Yung Mulatto can't help his native Southern Charm. He's the type to brew fresh tea leaves for a house guest. Tea time is one of Mulatto's hobbies, "just like doodling has always been," he said. The transplant makes a good impression upon Pittsburgh's resident artists and cool makers.
Officially named Miles Saal, 20-year-old Mulatto speaks optimistically about his time in the city. "Pittsburgh is nothing like my hometown," he said. "There weren't a lot of arts programs at my magnet high school in Jacksonville, Florida." When he moved to the 'Burgh in 2013, Creative And Performing Arts High School opened the doors for Mulatto to explore his artistry and ingenuity. "A lot of agreeable people here" get his vision.
As an illustrator and music producer, Mulatto satisfies his desires while "trying to connect people with other people," he said.
At eight-years-old, he handled the piano and the double bass. In high school, he played the trumpet. Since dropping out of the Indiana University of Pennsylvania where he studied music and film, Mulatto began to produce hip-hop. "I wanted to know more about the local scene beyond Mac and Wiz," Mulatto said.
He adores Pittsburgh for the creative people he meets. CAPA is the reason Mulatto met young rapper, James Perry. The big city, small town vibe familiarizes Mulatto with social circles. Although, SoundCloud digging and the unification of his drawing and musical skills puts Mulatto in the center of Pittsburgh's underground hip-hop community.
Mulatto's sphere of influence grows from drawing cover art for rap mixtapes or Local 412 Trading Cards done on coffee sleeves that idolize the 'Burgh's hip-hop heroes, like Pk Delay in a fur coat from his "M's" cover. Mulatto shouts out the scene regularly and casually. He doodles when he's working at the Jitters coffee shop in Shady Side. He selects local rappers, like Patches, to play through the shop's speakers. What goes in Mulatto's ears travels out of his hand on to the trading cards. The coffee sleeve drawings depict the life of the hip-hop scene and its actors like cartoons. "Danny Phantom, Anime, and Adventure Time are huge influences on my drawing style."
Importantly, Mulatto's work archives what is happening now creatively in popular Pittsburgh. He wrote out a long list of everyone he knew who made hip-hop here and the list travels as a beacon throughout social media space. Wait until the radar detects it.
The respect Mulatto has for the music community breathes organic collaborations with other artists. He drew the "Astro O2" album art for youth rap star Blackboi, and Mulatto sent him beats. Another rapper in Akono Miles received a storyboard cartoon about textbooks from Mulatto. "Cover art is the visual connection with music." Additionally, he joined with lifestyle label Reviving Real to release a mix featuring 15 local artists. He also drew the mix's artwork and placed some of his beats on the project.

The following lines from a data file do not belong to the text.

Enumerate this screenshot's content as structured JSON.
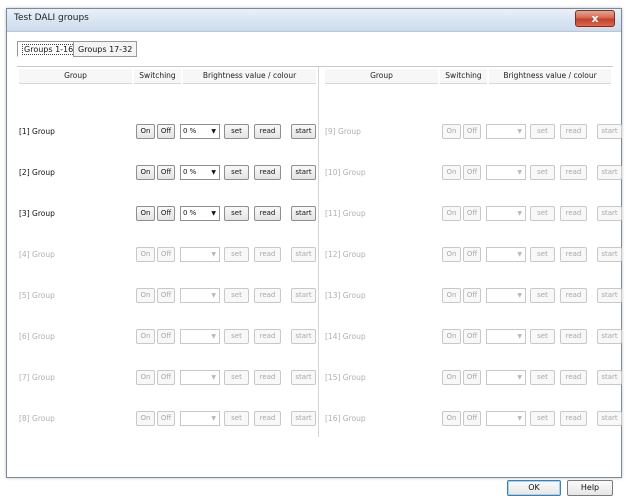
{
  "window": {
    "title": "Test DALI groups",
    "close_glyph": "x"
  },
  "tabs": [
    {
      "label": "Groups 1-16",
      "active": true
    },
    {
      "label": "Groups 17-32",
      "active": false
    }
  ],
  "headers": {
    "group": "Group",
    "switching": "Switching",
    "brightness": "Brightness value / colour"
  },
  "buttons": {
    "on": "On",
    "off": "Off",
    "set": "set",
    "read": "read",
    "start": "start"
  },
  "left_groups": [
    {
      "label": "[1] Group",
      "enabled": true,
      "value": "0 %"
    },
    {
      "label": "[2] Group",
      "enabled": true,
      "value": "0 %"
    },
    {
      "label": "[3] Group",
      "enabled": true,
      "value": "0 %"
    },
    {
      "label": "[4] Group",
      "enabled": false,
      "value": ""
    },
    {
      "label": "[5] Group",
      "enabled": false,
      "value": ""
    },
    {
      "label": "[6] Group",
      "enabled": false,
      "value": ""
    },
    {
      "label": "[7] Group",
      "enabled": false,
      "value": ""
    },
    {
      "label": "[8] Group",
      "enabled": false,
      "value": ""
    }
  ],
  "right_groups": [
    {
      "label": "[9] Group",
      "enabled": false,
      "value": ""
    },
    {
      "label": "[10] Group",
      "enabled": false,
      "value": ""
    },
    {
      "label": "[11] Group",
      "enabled": false,
      "value": ""
    },
    {
      "label": "[12] Group",
      "enabled": false,
      "value": ""
    },
    {
      "label": "[13] Group",
      "enabled": false,
      "value": ""
    },
    {
      "label": "[14] Group",
      "enabled": false,
      "value": ""
    },
    {
      "label": "[15] Group",
      "enabled": false,
      "value": ""
    },
    {
      "label": "[16] Group",
      "enabled": false,
      "value": ""
    }
  ],
  "footer": {
    "ok": "OK",
    "help": "Help"
  },
  "icons": {
    "dropdown": "chevron-down-icon",
    "close": "close-icon"
  },
  "colors": {
    "title_gradient": "#d9e5f2",
    "close_button": "#c4402a",
    "disabled_text": "#b0b0b0"
  }
}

He knows the rap history. "The Bushnel is one of my favorite spots in Pittsburgh," he said. A lot of musicians throw house parties at that venue in the Oakland neighborhood. "I heard extensively about the Shadow Lounge when I moved here."

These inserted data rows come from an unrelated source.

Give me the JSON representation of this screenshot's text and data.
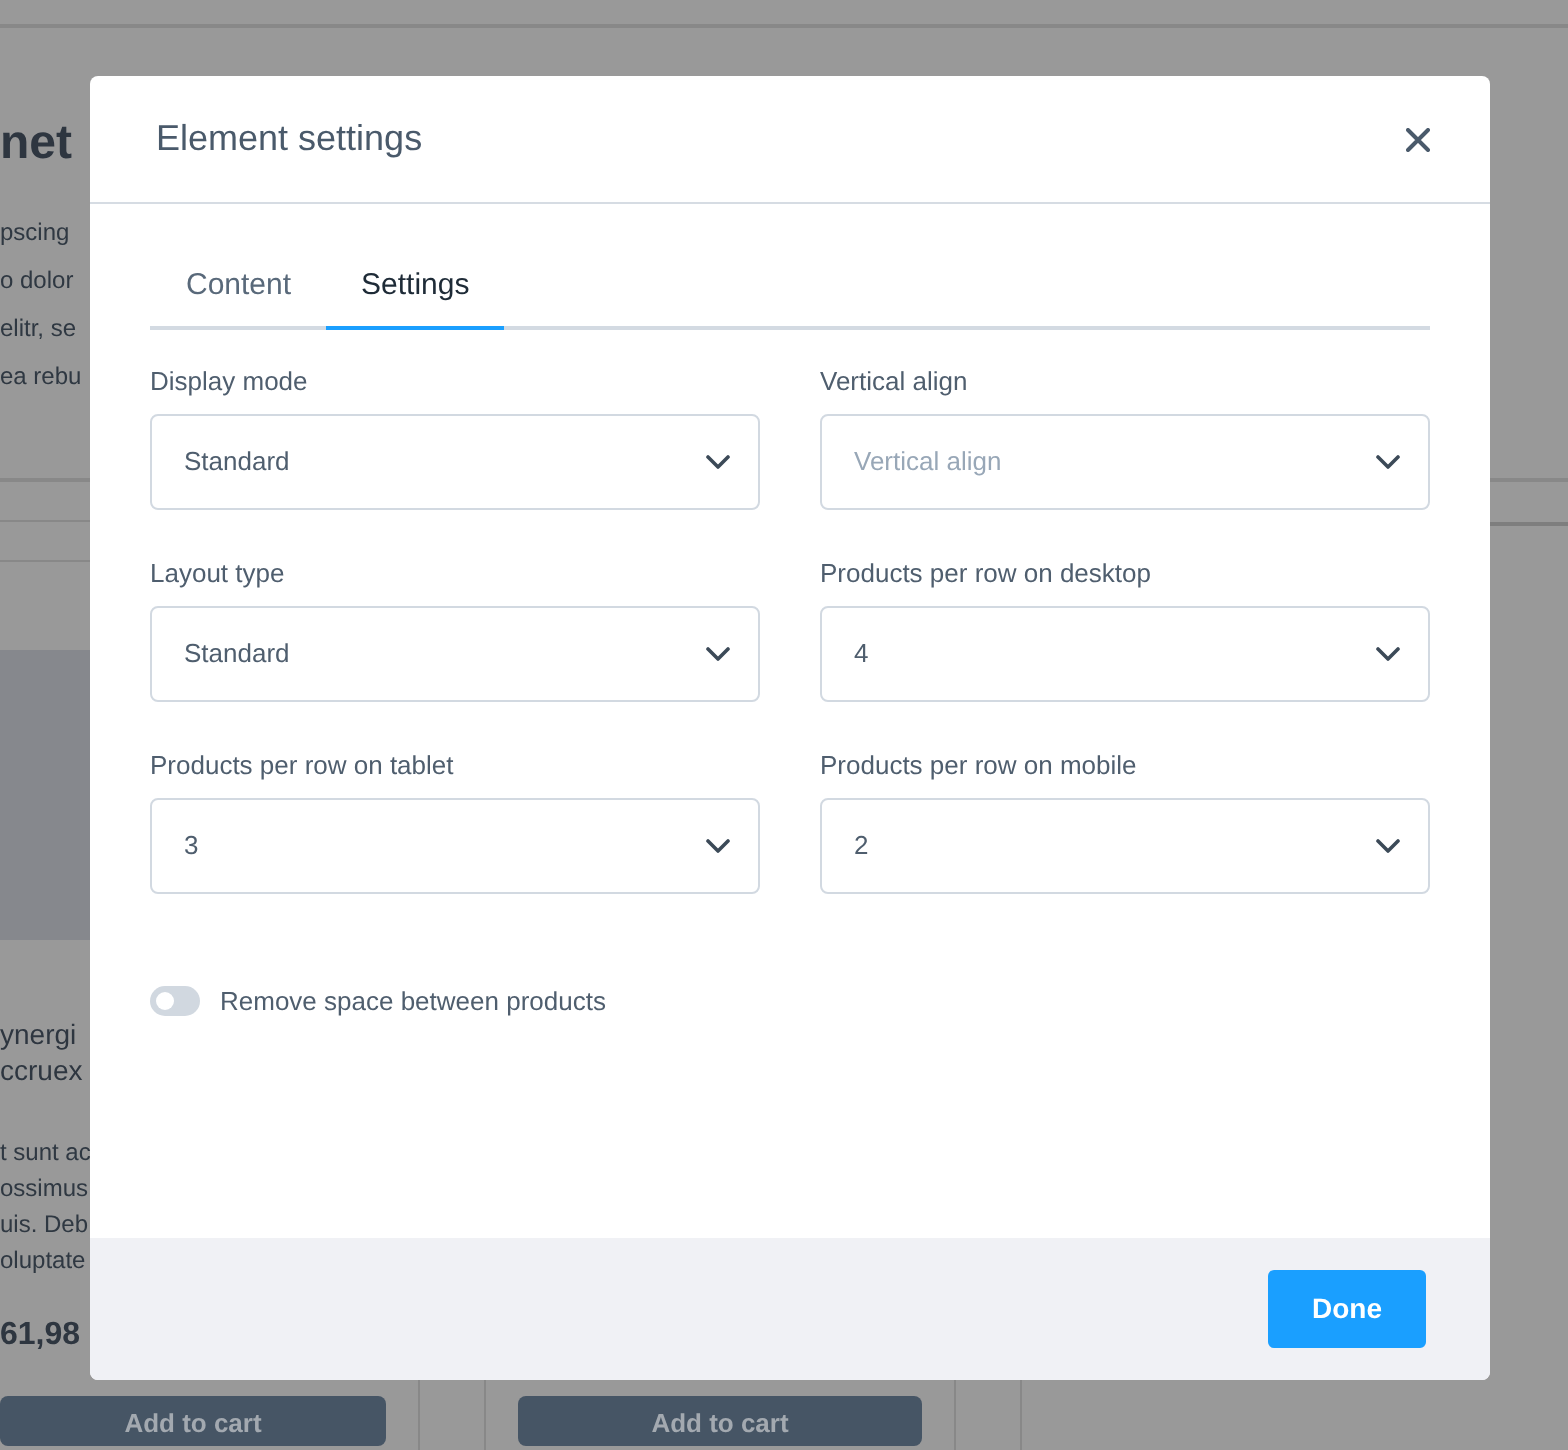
{
  "background": {
    "heading": "net",
    "intro_lines": [
      "pscing",
      "o dolor",
      "elitr, se",
      "ea rebu"
    ],
    "product_title_lines": [
      "ynergi",
      "ccruex"
    ],
    "product_description_lines": [
      "t sunt ac",
      "ossimus",
      "uis. Deb",
      "oluptate"
    ],
    "product_price": "61,98",
    "cart_buttons": [
      "Add to cart",
      "Add to cart"
    ]
  },
  "modal": {
    "title": "Element settings",
    "tabs": [
      {
        "label": "Content",
        "selected": false
      },
      {
        "label": "Settings",
        "selected": true
      }
    ],
    "fields": [
      {
        "label": "Display mode",
        "value": "Standard"
      },
      {
        "label": "Vertical align",
        "placeholder": "Vertical align"
      },
      {
        "label": "Layout type",
        "value": "Standard"
      },
      {
        "label": "Products per row on desktop",
        "value": "4"
      },
      {
        "label": "Products per row on tablet",
        "value": "3"
      },
      {
        "label": "Products per row on mobile",
        "value": "2"
      }
    ],
    "toggle": {
      "label": "Remove space between products",
      "on": false
    },
    "done_button": "Done"
  }
}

Further, Mulatto's beat tapes are tranquil. His production matches the realism in his doodles. Listeners hear suave trumpets. His sounds come to life, and diverse instrumentation builds his music. "Producers shape where the sound will go," he said. "Sampling is big," too. "I kinda want to make the weirdest hip-hop possible. The kind that makes you turn your ear and say, 'This is amazing!'" For a reference, Mulatto likens himself to legendary hip-hop acts like Danger Doom, Outkast, Lil B, and Tyler The Creator.
Ultimately, Mulatto calls himself a "big picture guy" and must thank the community he engages with and honors. "Pittsburgh has been really good to me," he said. Good times continue on September 16 at The Bushnel where Yung Mulatto hosts a birthday show.